Smaller Docker Images
If your executables are 5Mb in size, why would you push an image of >900Mb into production? Our docker images are to big - way to big: Here’s a guide to reducing the size of your docker images!
Docker images can get big - very big:
microsoft/dotnet 2.1-runtime 180MB mongo latest 394MB microsoft/mssql-server-linux latest 1.35GB confluentinc/cp-enterprise-kafka 5.1.0 619MB node latest 900MB
Many times, developers choose
Ubuntu as the base image for their containers. This is understandable since it makes sense to base your work on an OS and all the libraries that you’re already familiar with! But the size of docker images can be a huge problem at runtime when these images are started in orchestration systems like Kubernetes. These systems start multiple instances of these containers to ensure availability when nodes fail. That means, that they have to be pulled onto many nodes simultaneously which puts an immense strain on the container registry, your network, storage and deployment times.
And large containers are not only a problem on production systems but also on developer machines. Fetching multiple base images of many gigabytes in size can use up precious, high-priced SSD space. There are a lot of reasons to reduce your image size.
Our industry is quickly adopting the pattern of building small self-contained units of functionality (the purest form of which we call serverless). When employing these patterns, there is no reason to accept the fact, that our binary is a few megabytes in size, but our containers come in at hundreds of megabytes if not gigabytes in size! Why would we package a complete OS like Ubuntu or a complete toolchain like NodeJs into a container, just to use a tiny subset of what is in there? An example:
This is how most tutorials teach node applications should be shipped. It’s a really clumsy approach chosen mostly by coders without insight into the technology they are using. As can be seen using
docker images | grep node: the
node base image (FIY: It’s usage is strongly discouraged by it’s makers) is a whopping 900Mb1 in size!! This is what should be rolled into production? We have not even touched on the performance implications of compiling your node code every time the image is started!!
The good news is: there is generally no need to do this! Most languages (or more precisely their compilers) offer the possibility to compile self contained binaries that need nothing but a kernel to run. And there are three main approaches to make use of this possibility:
- Use smaller base images.
- Use the builder pattern in docker.
- Zero-Waste Images - ship only what’s necessary!
Now the first approach can be a quick win because the
node base image might be 900Mb in size, but the
node:alpine image weighs in at only 70Mb and is functionally almost identical:
This is already a massive improvement, a good quick win! But our images could still be much smaller by using the builder pattern.
The Builder Pattern
Docker has a feature which enables multi-stages builds of containers. One or more base containers serve as ephemeral containers existing only to build the resources that are needed at runtime. These resources can then be packaged into another container and the base containers will be dropped when the build of the next stage has succeeded.

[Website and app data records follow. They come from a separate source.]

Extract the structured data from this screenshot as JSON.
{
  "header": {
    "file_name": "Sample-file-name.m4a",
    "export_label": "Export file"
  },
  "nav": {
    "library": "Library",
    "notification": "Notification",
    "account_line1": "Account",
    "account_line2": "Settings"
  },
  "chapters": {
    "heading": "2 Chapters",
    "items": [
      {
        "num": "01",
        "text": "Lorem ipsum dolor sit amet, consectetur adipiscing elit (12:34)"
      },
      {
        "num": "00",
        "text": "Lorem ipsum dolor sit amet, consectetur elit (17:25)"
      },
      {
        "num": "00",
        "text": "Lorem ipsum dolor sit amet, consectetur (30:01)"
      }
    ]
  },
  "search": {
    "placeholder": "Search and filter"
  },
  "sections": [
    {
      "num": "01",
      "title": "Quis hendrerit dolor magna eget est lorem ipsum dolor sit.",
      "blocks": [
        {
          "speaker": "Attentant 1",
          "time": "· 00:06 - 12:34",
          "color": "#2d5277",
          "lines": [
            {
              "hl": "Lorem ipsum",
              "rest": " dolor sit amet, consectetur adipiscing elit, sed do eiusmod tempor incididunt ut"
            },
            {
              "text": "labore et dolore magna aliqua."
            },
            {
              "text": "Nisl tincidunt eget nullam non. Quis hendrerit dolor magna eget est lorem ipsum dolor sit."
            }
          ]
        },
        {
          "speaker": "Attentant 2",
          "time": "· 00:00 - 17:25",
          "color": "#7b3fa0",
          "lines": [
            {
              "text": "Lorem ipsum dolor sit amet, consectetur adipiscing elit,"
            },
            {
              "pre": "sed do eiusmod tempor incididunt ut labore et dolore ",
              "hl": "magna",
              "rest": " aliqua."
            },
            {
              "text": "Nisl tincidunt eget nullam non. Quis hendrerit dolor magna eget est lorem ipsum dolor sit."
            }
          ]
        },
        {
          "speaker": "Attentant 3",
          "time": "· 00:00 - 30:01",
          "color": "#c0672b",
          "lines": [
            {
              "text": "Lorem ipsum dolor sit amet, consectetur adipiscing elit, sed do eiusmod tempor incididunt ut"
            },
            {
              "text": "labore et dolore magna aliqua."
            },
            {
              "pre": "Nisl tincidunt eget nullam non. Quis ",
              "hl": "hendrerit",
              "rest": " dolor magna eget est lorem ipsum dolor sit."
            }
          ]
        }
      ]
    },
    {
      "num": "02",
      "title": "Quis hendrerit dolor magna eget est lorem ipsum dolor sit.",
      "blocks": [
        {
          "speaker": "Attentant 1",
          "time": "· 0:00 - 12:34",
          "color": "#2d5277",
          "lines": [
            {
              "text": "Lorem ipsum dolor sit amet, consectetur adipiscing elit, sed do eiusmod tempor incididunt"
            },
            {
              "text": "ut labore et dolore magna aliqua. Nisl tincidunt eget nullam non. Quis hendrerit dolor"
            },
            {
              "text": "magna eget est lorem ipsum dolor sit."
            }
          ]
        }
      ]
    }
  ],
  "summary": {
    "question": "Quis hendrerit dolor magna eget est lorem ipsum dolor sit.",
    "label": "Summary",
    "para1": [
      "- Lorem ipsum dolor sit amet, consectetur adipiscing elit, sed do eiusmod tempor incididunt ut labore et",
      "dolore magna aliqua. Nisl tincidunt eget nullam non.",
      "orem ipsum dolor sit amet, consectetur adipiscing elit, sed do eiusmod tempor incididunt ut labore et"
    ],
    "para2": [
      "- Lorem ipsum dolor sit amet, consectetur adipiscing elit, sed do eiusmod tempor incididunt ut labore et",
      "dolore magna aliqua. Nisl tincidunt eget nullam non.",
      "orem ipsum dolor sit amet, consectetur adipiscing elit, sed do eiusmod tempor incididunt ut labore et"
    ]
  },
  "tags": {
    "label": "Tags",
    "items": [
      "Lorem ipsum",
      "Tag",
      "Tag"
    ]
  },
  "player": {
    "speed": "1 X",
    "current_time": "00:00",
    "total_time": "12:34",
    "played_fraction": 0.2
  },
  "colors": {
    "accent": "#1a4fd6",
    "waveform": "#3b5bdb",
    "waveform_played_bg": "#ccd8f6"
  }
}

For an example we’ll switch from using NodeJs as an example and look at some GO code for a change (don’t worry, it works for Node too):
In this example there are two containers, the first is the builder container (indicated conveniently by
as builder). This container is based on the
golang:1.11.5-alpine3.7 image which is a base image of
alpine and a little more than 100Mb2 in size. This container contains the whole golang toolchain like compilers, dependency management tools etc. It’s sole purpose is to fetch missing dependencies and build a self-contained runnable binary for execution. The contents of this container will not even make it into our container registry and live only while we build our code.
The second container is what will actually be running in production and is based directly on
alpine. It contains only the runnable binary, nothing else (OK - some certificates, but what would you do without them…)!
Now this reduces the size of our containers to around 10Mb, which is pretty decent considering that we have a fully managed language running on nothing but our docker hosts kernel!
This approach is very similar to the third and last one:
This is really just the conclusion of the second solution except we don’t use builder containers. Whenever we’re working with technologies like Docker, we have to focus on the things these technologies do well. The thing that docker does really well is it’s container image format. It does a decent job at running them too, but for this it employs other [much] older and established technologies that other container runtimes like RKT use as well.
Yet the image format is broadly used and quite intuitive. For this reason Docker should not be used as a build system, since that’s what applying the builder pattern actually is: A makeshift CI build system. (And not a particularly ‘good’ one…)
Most decent source control systems like GitLab, Github, Azure Devops etc. have already established, repeatable and reliable mechanisms for building code. Most developers run CI/CD builds that produce exactly the binaries running in production; Why not use those to put into our docker images?
This solution improves on the builder pattern mostly in build time and only works if the
app binary has already been prebuilt! The delay of using the builder pattern may or may not be critical to you, but allows you more headroom for things like running Test, running Code-Analysis and Release-Processes. These things are hard to get using the Builder-Pattern but are actually good pracises for any professional software engineer.
So now that you know how:
Do yourself a favor and put yor images on a diet!